The progressive case for immigration

“WE CAN’T restore our civilisation with somebody else’s babies.” Steve King, a Republican congressman from Iowa, could hardly have been clearer in his meaning in a tweet this week supporting Geert Wilders, a Dutch politician with anti-immigrant views. Across the rich world, those of a similar mind have been emboldened by a nativist turn in politics. Some do push back: plenty of Americans rallied against Donald Trump’s plans to block refugees and migrants. Yet few rich-world politicians are willing to make the case for immigration that it deserves: it is a good thing and there should be much more of it.

Defenders of immigration often fight on nativist turf, citing data to respond to claims about migrants’ damaging effects on wages or public services. Those data are indeed on migrants’ side. Though some research suggests that native workers with skill levels similar to those of arriving migrants take a hit to their wages because of increased migration, most analyses find that they are not harmed, and that many eventually earn more as competition nudges them to specialise in more demanding occupations. But as a slogan, “The data…Continue reading

This post was originally published in the Economist.

Advertisements
The progressive case for immigration

Leave a Reply

Fill in your details below or click an icon to log in:

WordPress.com Logo

You are commenting using your WordPress.com account. Log Out / Change )

Twitter picture

You are commenting using your Twitter account. Log Out / Change )

Facebook photo

You are commenting using your Facebook account. Log Out / Change )

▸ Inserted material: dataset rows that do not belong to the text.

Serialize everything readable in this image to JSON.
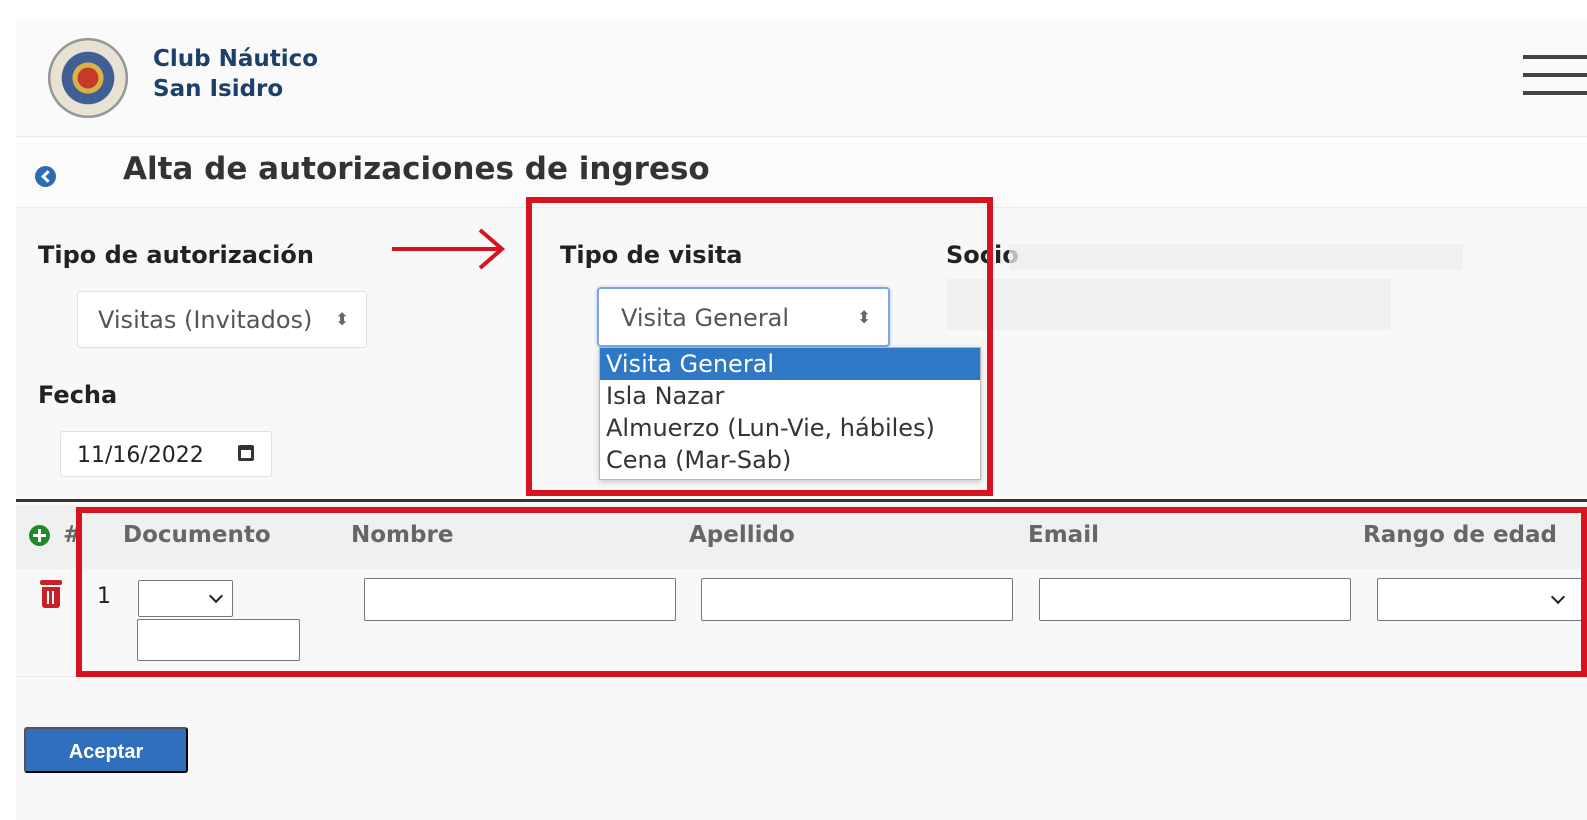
{
  "brand": {
    "line1": "Club Náutico",
    "line2": "San Isidro"
  },
  "page": {
    "title": "Alta de autorizaciones de ingreso"
  },
  "form": {
    "authorization_type_label": "Tipo de autorización",
    "authorization_type_value": "Visitas (Invitados)",
    "visit_type_label": "Tipo de visita",
    "visit_type_value": "Visita General",
    "partner_label": "Socio",
    "date_label": "Fecha",
    "date_value": "11/16/2022"
  },
  "visit_options": [
    "Visita General",
    "Isla Nazar",
    "Almuerzo (Lun-Vie, hábiles)",
    "Cena (Mar-Sab)"
  ],
  "table": {
    "headers": [
      "#",
      "Documento",
      "Nombre",
      "Apellido",
      "Email",
      "Rango de edad"
    ],
    "row_number": "1"
  },
  "actions": {
    "accept": "Aceptar"
  },
  "icons": {
    "menu": "hamburger-menu-icon",
    "back": "back-chevron-icon",
    "add": "plus-circle-icon",
    "delete": "trash-icon",
    "calendar": "calendar-icon"
  },
  "colors": {
    "brand": "#1f3f6b",
    "primary": "#2f6fbd",
    "annotation": "#d6141f",
    "add": "#1f8a26",
    "delete": "#c92028"
  }
}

Google+ photo

You are commenting using your Google+ account. Log Out / Change )

Connecting to %s